Newspapers Are Ad Friendly

From Lewis Lazare:

The newspaper industry is fighting back. Amid repeated claims the Internet is stealing advertising and readership fire-power from newspapers, the Newspaper Association of America, representing more than 2,000 newspapers nationwide, is launching a massive print and online campaign (you were expecting commercials?) this week from the Martin Agency in Richmond, Va., to play up the point that the all-American newspaper still commands a lot of attention from consumers.
Before launching the ads in newspapers around the country, the NAA amassed some research to buttress the campaign’s fun creative. Among other things, the study found that 52 percent of consumers said they turn to newspapers to look at advertising — five times more than any other medium mentioned. What’s more, 46 percent of respondents said newspapers were their preferred medium for receiving advertising information. Television was a distant second, with 10 percent of respondents.
The new NAA campaign’s tag line is “Newspaper Advertising. A Destination. Not A Distraction.” The new NAA ads themselves certainly command attention. They are a fanciful amalgam of bizarre images and characters that seem retro and fresh at the same time, much like many newspapers now going through the delicate and difficult process of reinventing themselves for a 21st century readership. The ad copy includes witticisms such as “Everyday we print something that people on the right and left can actually agree on. We call it advertising.”

This is all fine, but why the emphasis on dead tree publishing? Newspapers all have online versions now. So it’s not a fight between print and online. It’s a fight between the journalism of old and citizens’ media. And even then, I hesitate to call it a fight. Clearly, there’s a place for both.

About David Burn
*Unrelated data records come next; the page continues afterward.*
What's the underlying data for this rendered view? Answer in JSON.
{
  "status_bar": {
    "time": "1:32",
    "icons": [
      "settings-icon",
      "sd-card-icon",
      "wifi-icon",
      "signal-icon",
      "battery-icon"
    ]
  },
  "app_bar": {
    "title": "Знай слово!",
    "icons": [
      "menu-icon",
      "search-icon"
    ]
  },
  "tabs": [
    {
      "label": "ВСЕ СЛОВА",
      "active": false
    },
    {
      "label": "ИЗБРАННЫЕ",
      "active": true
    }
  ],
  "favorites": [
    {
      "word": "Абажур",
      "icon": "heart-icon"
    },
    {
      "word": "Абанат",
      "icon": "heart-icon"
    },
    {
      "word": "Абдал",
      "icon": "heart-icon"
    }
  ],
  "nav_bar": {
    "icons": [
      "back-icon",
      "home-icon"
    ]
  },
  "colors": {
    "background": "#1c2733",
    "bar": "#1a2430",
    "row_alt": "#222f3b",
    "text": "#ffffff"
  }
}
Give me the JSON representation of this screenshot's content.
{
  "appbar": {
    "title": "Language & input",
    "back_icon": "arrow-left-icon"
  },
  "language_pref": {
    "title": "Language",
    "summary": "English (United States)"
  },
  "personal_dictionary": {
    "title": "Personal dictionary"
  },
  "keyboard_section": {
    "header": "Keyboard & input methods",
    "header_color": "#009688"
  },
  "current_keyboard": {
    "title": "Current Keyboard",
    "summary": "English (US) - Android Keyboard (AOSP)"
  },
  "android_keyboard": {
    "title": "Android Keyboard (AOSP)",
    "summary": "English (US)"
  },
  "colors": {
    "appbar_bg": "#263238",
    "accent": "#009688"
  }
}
Co-founder and editor of AdPulp. I wrote my first ad for a political candidate when I was 17 years old. She won her race and I felt the seductive power of advertising for the first time. I worked for seven agencies in five states before launching my own practice in 2009. Today, I am head of brand strategy and creative at Bonehook in Portland, Oregon.